The government, for the first time, has formally invited private sector participation in foodgrain procurement which, until now, has been done by the Food Corp. of India (FCI).
Companies as well as state agencies that qualify will be entitled to a commission of 2.5% of the minimum support price. “The government did involve private and cooperative sector players in procurement in the last couple of years on a case-to-case basis, but this is the first time we have issued guidelines as to who can can be involved in procurement for the central pool,” said a senior food ministry official who didn’t want to be named.
“As FCI staff strength has reduced by 50% in order to make it lean, we do need outsourcing and I hope more companies apply for paddy procurement (which will commence later in the year),” says Alok Sinha, chairman and managing director, FCI. The food ministry guidelines will also extend to cooperatives.

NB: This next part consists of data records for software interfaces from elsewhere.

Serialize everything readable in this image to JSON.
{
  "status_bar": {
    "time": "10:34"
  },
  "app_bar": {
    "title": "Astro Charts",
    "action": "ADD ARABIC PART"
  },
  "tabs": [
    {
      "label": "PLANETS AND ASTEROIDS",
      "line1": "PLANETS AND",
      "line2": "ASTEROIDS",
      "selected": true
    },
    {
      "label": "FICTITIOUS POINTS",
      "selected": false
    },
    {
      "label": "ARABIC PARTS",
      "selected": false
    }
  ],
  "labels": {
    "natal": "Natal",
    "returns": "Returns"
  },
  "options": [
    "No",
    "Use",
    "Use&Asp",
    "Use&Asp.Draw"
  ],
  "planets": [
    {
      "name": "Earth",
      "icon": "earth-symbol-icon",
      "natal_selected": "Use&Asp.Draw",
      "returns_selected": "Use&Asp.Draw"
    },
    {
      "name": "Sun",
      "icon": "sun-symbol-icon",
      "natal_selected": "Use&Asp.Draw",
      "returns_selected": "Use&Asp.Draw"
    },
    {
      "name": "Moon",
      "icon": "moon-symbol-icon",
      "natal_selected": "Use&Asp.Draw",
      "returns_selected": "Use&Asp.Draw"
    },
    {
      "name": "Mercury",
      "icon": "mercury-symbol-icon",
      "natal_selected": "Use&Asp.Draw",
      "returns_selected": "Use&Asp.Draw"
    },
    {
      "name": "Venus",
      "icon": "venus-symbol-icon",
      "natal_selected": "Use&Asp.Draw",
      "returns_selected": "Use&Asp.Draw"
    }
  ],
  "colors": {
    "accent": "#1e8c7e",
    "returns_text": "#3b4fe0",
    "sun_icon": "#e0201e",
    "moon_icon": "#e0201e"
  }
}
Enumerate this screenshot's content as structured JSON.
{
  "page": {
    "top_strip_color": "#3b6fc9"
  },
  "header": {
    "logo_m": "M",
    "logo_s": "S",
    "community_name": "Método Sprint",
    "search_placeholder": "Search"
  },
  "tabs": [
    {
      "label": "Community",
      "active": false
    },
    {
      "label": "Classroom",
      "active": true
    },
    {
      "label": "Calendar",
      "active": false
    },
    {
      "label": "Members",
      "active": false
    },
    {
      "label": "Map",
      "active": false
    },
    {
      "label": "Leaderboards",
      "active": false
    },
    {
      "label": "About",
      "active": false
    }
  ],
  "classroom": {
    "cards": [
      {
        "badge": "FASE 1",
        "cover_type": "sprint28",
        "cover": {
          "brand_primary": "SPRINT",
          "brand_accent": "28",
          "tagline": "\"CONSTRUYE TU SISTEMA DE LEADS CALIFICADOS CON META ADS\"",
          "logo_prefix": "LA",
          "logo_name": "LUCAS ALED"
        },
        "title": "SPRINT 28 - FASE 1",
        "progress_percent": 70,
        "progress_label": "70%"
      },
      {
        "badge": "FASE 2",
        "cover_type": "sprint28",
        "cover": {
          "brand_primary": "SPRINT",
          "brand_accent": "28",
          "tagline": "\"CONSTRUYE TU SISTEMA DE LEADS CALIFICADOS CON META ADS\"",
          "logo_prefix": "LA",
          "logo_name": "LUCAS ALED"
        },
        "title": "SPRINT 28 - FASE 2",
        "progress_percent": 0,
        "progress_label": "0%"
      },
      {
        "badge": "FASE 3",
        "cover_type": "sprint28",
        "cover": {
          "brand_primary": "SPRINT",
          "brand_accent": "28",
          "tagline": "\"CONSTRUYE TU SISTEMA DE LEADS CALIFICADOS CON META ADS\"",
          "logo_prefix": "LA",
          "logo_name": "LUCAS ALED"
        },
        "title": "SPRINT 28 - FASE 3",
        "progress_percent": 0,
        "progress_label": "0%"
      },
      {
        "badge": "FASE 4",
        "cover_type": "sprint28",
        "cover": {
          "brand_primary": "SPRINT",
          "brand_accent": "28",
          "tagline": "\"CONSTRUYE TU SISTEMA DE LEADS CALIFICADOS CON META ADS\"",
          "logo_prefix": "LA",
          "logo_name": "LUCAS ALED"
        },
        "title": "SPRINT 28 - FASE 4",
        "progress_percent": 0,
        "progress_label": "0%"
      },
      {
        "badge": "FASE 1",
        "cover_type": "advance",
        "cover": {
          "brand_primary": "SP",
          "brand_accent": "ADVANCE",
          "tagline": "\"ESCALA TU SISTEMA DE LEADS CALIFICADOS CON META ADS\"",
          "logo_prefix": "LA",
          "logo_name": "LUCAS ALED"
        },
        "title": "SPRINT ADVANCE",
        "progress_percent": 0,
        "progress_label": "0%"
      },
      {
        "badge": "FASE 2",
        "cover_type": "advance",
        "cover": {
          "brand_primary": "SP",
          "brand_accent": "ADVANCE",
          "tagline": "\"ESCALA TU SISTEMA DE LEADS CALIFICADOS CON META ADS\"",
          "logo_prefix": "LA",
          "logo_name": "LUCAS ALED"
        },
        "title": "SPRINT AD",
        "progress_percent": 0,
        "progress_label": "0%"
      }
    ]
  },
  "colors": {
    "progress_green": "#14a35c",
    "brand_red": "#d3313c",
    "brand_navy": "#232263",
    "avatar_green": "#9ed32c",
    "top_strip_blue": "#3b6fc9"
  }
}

They specify that only private companies or organizations in which either the central government or banks/financial institutions have over 51% equity can participate. Besides, these companies should have been in the agriculture-related business for the last five years, should have had at least 100 employees in the previous year and the paid-up capital of such companies at the end of the last fiscal year should have been more than Rs5 crore.
The food ministry official also clarified that, based on the conditions of the notification, the National Collateral Management Services Ltd (NCMSL) and National Agricultural Cooperative Marketing Federation of India (Nafed) have qualified.
NCMSL is jointly promoted by several banks, the National Commodity & Derivatives Exchange Ltd, the Indian Farmers Fertilizer Cooperative Ltd and other cooperative bodies. Nafed is a cooperative, largely involved in procuring pulses and edible oils, and is supported by the government. Both companies are assisting FCI in procuring wheat in the current season. So far, the government has procured 9.6 million tonnes (mt) of wheat, compared with the target of 15mt for the season.
The new guidelines, however, have drawn sharp responses from some market players who maintain they are too stringent and need to be revised.
Speaking on the condition of anyonymity, an official of a food procurement company said, “The very idea of public-private participation is defeated if the government imposes such stringent conditions.”
Ministry officials, meanwhile, maintain the guidelines will not to be altered. “We don’t want a horde of private companies getting into the government’s procurement business and later establishing a parallel private business using this experience,” said the ministry official. FCI currently competes with established players such as ITC Holdings Ltd and Cargill Inc. in procuring foodgrains from mandis (wholesale markets).